■ Records drawn from a dataset ■

##########

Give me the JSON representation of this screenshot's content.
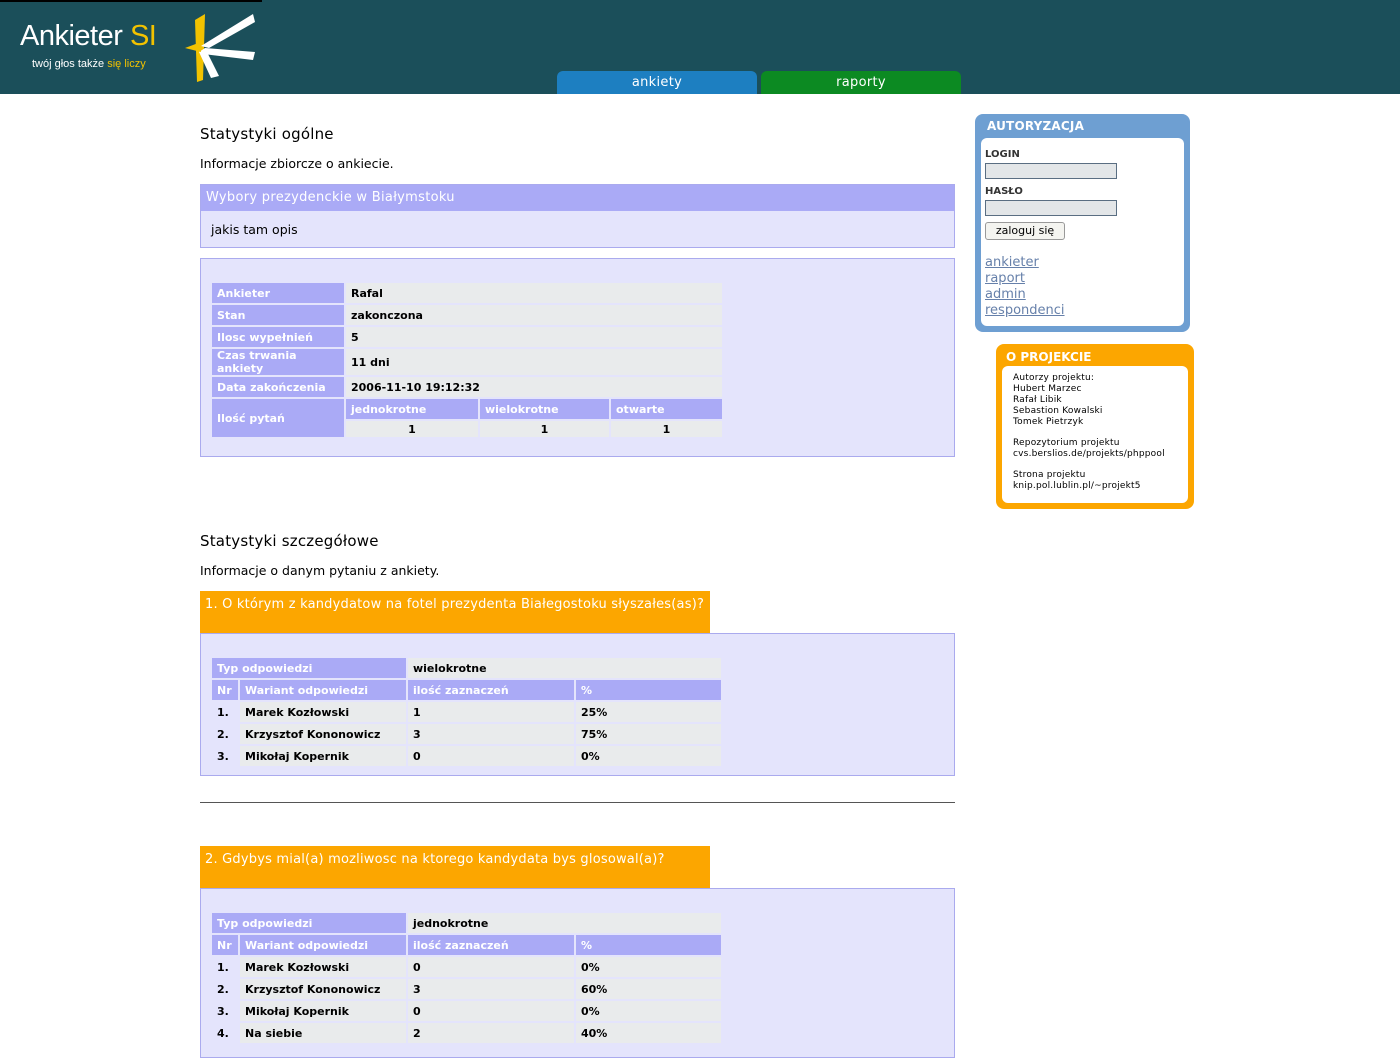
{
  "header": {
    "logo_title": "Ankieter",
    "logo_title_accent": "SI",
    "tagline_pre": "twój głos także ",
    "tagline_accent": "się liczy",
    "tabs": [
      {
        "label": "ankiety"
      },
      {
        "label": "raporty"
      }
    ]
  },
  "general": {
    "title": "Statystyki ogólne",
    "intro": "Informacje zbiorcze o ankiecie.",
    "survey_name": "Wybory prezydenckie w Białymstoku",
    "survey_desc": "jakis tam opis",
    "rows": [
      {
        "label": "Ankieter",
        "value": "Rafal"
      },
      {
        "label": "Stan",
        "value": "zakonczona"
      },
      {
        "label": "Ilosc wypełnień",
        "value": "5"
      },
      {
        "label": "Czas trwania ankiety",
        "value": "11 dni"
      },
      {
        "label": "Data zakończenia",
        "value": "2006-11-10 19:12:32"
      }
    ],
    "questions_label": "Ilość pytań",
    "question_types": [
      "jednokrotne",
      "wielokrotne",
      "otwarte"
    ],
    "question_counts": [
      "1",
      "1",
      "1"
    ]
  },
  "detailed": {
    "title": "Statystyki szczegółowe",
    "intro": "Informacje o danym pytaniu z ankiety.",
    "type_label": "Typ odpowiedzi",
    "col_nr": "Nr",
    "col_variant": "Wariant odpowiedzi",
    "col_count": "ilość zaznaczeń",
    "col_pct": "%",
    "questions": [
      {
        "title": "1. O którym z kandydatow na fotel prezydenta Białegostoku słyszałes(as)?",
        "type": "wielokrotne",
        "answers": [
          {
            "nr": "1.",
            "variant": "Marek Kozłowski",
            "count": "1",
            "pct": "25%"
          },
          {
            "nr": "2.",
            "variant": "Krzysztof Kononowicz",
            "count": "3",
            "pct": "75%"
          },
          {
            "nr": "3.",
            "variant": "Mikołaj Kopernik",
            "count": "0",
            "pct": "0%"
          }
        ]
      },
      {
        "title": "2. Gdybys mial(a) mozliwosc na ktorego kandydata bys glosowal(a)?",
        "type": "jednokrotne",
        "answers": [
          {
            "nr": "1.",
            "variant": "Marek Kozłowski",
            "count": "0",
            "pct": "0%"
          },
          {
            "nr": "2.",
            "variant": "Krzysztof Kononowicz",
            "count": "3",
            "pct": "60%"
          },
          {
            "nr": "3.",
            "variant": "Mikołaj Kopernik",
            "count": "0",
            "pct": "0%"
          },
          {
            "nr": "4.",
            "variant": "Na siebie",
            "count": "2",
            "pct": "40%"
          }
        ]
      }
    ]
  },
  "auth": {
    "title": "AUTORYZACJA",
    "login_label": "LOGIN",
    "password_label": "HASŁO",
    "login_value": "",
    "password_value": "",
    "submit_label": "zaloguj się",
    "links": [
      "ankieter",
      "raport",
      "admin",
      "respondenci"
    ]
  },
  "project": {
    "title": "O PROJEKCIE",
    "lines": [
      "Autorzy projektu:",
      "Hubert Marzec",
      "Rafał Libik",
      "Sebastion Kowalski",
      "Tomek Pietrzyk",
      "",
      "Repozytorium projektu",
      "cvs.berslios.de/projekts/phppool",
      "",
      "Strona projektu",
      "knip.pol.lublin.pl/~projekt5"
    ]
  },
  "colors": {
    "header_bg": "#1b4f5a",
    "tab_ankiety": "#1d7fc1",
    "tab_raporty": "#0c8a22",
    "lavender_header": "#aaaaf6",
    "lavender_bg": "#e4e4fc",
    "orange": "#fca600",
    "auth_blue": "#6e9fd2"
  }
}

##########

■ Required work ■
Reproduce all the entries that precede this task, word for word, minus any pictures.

■ Result below ■
Give me the JSON representation of this screenshot's content.
{
  "header": {
    "logo_title": "Ankieter",
    "logo_title_accent": "SI",
    "tagline_pre": "twój głos także ",
    "tagline_accent": "się liczy",
    "tabs": [
      {
        "label": "ankiety"
      },
      {
        "label": "raporty"
      }
    ]
  },
  "general": {
    "title": "Statystyki ogólne",
    "intro": "Informacje zbiorcze o ankiecie.",
    "survey_name": "Wybory prezydenckie w Białymstoku",
    "survey_desc": "jakis tam opis",
    "rows": [
      {
        "label": "Ankieter",
        "value": "Rafal"
      },
      {
        "label": "Stan",
        "value": "zakonczona"
      },
      {
        "label": "Ilosc wypełnień",
        "value": "5"
      },
      {
        "label": "Czas trwania ankiety",
        "value": "11 dni"
      },
      {
        "label": "Data zakończenia",
        "value": "2006-11-10 19:12:32"
      }
    ],
    "questions_label": "Ilość pytań",
    "question_types": [
      "jednokrotne",
      "wielokrotne",
      "otwarte"
    ],
    "question_counts": [
      "1",
      "1",
      "1"
    ]
  },
  "detailed": {
    "title": "Statystyki szczegółowe",
    "intro": "Informacje o danym pytaniu z ankiety.",
    "type_label": "Typ odpowiedzi",
    "col_nr": "Nr",
    "col_variant": "Wariant odpowiedzi",
    "col_count": "ilość zaznaczeń",
    "col_pct": "%",
    "questions": [
      {
        "title": "1. O którym z kandydatow na fotel prezydenta Białegostoku słyszałes(as)?",
        "type": "wielokrotne",
        "answers": [
          {
            "nr": "1.",
            "variant": "Marek Kozłowski",
            "count": "1",
            "pct": "25%"
          },
          {
            "nr": "2.",
            "variant": "Krzysztof Kononowicz",
            "count": "3",
            "pct": "75%"
          },
          {
            "nr": "3.",
            "variant": "Mikołaj Kopernik",
            "count": "0",
            "pct": "0%"
          }
        ]
      },
      {
        "title": "2. Gdybys mial(a) mozliwosc na ktorego kandydata bys glosowal(a)?",
        "type": "jednokrotne",
        "answers": [
          {
            "nr": "1.",
            "variant": "Marek Kozłowski",
            "count": "0",
            "pct": "0%"
          },
          {
            "nr": "2.",
            "variant": "Krzysztof Kononowicz",
            "count": "3",
            "pct": "60%"
          },
          {
            "nr": "3.",
            "variant": "Mikołaj Kopernik",
            "count": "0",
            "pct": "0%"
          },
          {
            "nr": "4.",
            "variant": "Na siebie",
            "count": "2",
            "pct": "40%"
          }
        ]
      }
    ]
  },
  "auth": {
    "title": "AUTORYZACJA",
    "login_label": "LOGIN",
    "password_label": "HASŁO",
    "login_value": "",
    "password_value": "",
    "submit_label": "zaloguj się",
    "links": [
      "ankieter",
      "raport",
      "admin",
      "respondenci"
    ]
  },
  "project": {
    "title": "O PROJEKCIE",
    "lines": [
      "Autorzy projektu:",
      "Hubert Marzec",
      "Rafał Libik",
      "Sebastion Kowalski",
      "Tomek Pietrzyk",
      "",
      "Repozytorium projektu",
      "cvs.berslios.de/projekts/phppool",
      "",
      "Strona projektu",
      "knip.pol.lublin.pl/~projekt5"
    ]
  },
  "colors": {
    "header_bg": "#1b4f5a",
    "tab_ankiety": "#1d7fc1",
    "tab_raporty": "#0c8a22",
    "lavender_header": "#aaaaf6",
    "lavender_bg": "#e4e4fc",
    "orange": "#fca600",
    "auth_blue": "#6e9fd2"
  }
}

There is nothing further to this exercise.